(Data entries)
○ ○ ○ ○ ○ ○ ○

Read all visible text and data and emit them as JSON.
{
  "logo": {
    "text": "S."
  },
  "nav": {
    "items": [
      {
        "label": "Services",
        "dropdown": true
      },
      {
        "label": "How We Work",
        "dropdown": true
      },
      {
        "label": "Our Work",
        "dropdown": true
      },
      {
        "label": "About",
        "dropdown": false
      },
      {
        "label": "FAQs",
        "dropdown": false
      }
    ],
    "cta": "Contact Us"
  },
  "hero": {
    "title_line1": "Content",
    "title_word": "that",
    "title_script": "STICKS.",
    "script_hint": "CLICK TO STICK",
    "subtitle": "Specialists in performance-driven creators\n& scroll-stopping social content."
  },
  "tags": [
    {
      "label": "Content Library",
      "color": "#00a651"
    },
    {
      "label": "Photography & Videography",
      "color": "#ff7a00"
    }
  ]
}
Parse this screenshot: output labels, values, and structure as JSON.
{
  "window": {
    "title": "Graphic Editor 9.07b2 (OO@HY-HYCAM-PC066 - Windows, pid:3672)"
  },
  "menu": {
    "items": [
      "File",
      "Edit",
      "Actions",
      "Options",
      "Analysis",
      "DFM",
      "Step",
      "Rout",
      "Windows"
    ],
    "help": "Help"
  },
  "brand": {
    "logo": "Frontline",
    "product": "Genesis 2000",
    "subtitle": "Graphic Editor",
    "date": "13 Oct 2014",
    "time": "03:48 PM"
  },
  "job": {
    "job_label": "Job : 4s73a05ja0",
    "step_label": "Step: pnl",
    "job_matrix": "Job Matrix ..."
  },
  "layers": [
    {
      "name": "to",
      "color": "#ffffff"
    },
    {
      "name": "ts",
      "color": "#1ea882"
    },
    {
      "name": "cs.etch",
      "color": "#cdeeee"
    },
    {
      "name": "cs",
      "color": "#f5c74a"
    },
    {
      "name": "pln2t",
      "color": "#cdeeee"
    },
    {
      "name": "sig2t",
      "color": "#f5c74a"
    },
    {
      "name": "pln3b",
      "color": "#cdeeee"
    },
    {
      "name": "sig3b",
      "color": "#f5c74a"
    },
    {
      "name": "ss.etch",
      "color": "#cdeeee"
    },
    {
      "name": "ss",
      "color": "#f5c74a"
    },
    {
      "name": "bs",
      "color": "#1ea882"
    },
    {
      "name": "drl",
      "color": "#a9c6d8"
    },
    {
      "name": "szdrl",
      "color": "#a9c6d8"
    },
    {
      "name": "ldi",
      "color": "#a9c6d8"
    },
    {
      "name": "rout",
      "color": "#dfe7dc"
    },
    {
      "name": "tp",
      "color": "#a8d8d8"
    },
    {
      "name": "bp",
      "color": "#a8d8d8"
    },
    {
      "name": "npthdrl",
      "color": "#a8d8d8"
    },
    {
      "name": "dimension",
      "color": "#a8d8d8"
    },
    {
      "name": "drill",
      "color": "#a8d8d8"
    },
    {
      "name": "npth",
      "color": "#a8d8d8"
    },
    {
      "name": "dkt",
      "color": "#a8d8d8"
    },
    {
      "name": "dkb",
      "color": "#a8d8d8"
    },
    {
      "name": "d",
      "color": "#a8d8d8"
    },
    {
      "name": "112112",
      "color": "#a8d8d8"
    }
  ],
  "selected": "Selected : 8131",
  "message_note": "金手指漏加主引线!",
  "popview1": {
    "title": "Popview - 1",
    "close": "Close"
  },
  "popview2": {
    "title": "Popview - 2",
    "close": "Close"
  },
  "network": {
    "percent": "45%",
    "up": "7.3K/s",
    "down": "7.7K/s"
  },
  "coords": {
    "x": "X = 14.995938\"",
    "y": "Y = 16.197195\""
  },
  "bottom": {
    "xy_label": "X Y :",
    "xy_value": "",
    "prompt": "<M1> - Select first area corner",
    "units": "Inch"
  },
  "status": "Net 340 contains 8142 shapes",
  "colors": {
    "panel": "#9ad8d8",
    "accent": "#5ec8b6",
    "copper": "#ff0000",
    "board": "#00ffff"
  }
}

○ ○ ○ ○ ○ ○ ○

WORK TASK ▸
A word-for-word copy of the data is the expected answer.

RESPONSE TO THE EXERCISE ▸
Read all visible text and data and emit them as JSON.
{
  "logo": {
    "text": "S."
  },
  "nav": {
    "items": [
      {
        "label": "Services",
        "dropdown": true
      },
      {
        "label": "How We Work",
        "dropdown": true
      },
      {
        "label": "Our Work",
        "dropdown": true
      },
      {
        "label": "About",
        "dropdown": false
      },
      {
        "label": "FAQs",
        "dropdown": false
      }
    ],
    "cta": "Contact Us"
  },
  "hero": {
    "title_line1": "Content",
    "title_word": "that",
    "title_script": "STICKS.",
    "script_hint": "CLICK TO STICK",
    "subtitle": "Specialists in performance-driven creators\n& scroll-stopping social content."
  },
  "tags": [
    {
      "label": "Content Library",
      "color": "#00a651"
    },
    {
      "label": "Photography & Videography",
      "color": "#ff7a00"
    }
  ]
}
Parse this screenshot: output labels, values, and structure as JSON.
{
  "window": {
    "title": "Graphic Editor 9.07b2 (OO@HY-HYCAM-PC066 - Windows, pid:3672)"
  },
  "menu": {
    "items": [
      "File",
      "Edit",
      "Actions",
      "Options",
      "Analysis",
      "DFM",
      "Step",
      "Rout",
      "Windows"
    ],
    "help": "Help"
  },
  "brand": {
    "logo": "Frontline",
    "product": "Genesis 2000",
    "subtitle": "Graphic Editor",
    "date": "13 Oct 2014",
    "time": "03:48 PM"
  },
  "job": {
    "job_label": "Job : 4s73a05ja0",
    "step_label": "Step: pnl",
    "job_matrix": "Job Matrix ..."
  },
  "layers": [
    {
      "name": "to",
      "color": "#ffffff"
    },
    {
      "name": "ts",
      "color": "#1ea882"
    },
    {
      "name": "cs.etch",
      "color": "#cdeeee"
    },
    {
      "name": "cs",
      "color": "#f5c74a"
    },
    {
      "name": "pln2t",
      "color": "#cdeeee"
    },
    {
      "name": "sig2t",
      "color": "#f5c74a"
    },
    {
      "name": "pln3b",
      "color": "#cdeeee"
    },
    {
      "name": "sig3b",
      "color": "#f5c74a"
    },
    {
      "name": "ss.etch",
      "color": "#cdeeee"
    },
    {
      "name": "ss",
      "color": "#f5c74a"
    },
    {
      "name": "bs",
      "color": "#1ea882"
    },
    {
      "name": "drl",
      "color": "#a9c6d8"
    },
    {
      "name": "szdrl",
      "color": "#a9c6d8"
    },
    {
      "name": "ldi",
      "color": "#a9c6d8"
    },
    {
      "name": "rout",
      "color": "#dfe7dc"
    },
    {
      "name": "tp",
      "color": "#a8d8d8"
    },
    {
      "name": "bp",
      "color": "#a8d8d8"
    },
    {
      "name": "npthdrl",
      "color": "#a8d8d8"
    },
    {
      "name": "dimension",
      "color": "#a8d8d8"
    },
    {
      "name": "drill",
      "color": "#a8d8d8"
    },
    {
      "name": "npth",
      "color": "#a8d8d8"
    },
    {
      "name": "dkt",
      "color": "#a8d8d8"
    },
    {
      "name": "dkb",
      "color": "#a8d8d8"
    },
    {
      "name": "d",
      "color": "#a8d8d8"
    },
    {
      "name": "112112",
      "color": "#a8d8d8"
    }
  ],
  "selected": "Selected : 8131",
  "message_note": "金手指漏加主引线!",
  "popview1": {
    "title": "Popview - 1",
    "close": "Close"
  },
  "popview2": {
    "title": "Popview - 2",
    "close": "Close"
  },
  "network": {
    "percent": "45%",
    "up": "7.3K/s",
    "down": "7.7K/s"
  },
  "coords": {
    "x": "X = 14.995938\"",
    "y": "Y = 16.197195\""
  },
  "bottom": {
    "xy_label": "X Y :",
    "xy_value": "",
    "prompt": "<M1> - Select first area corner",
    "units": "Inch"
  },
  "status": "Net 340 contains 8142 shapes",
  "colors": {
    "panel": "#9ad8d8",
    "accent": "#5ec8b6",
    "copper": "#ff0000",
    "board": "#00ffff"
  }
}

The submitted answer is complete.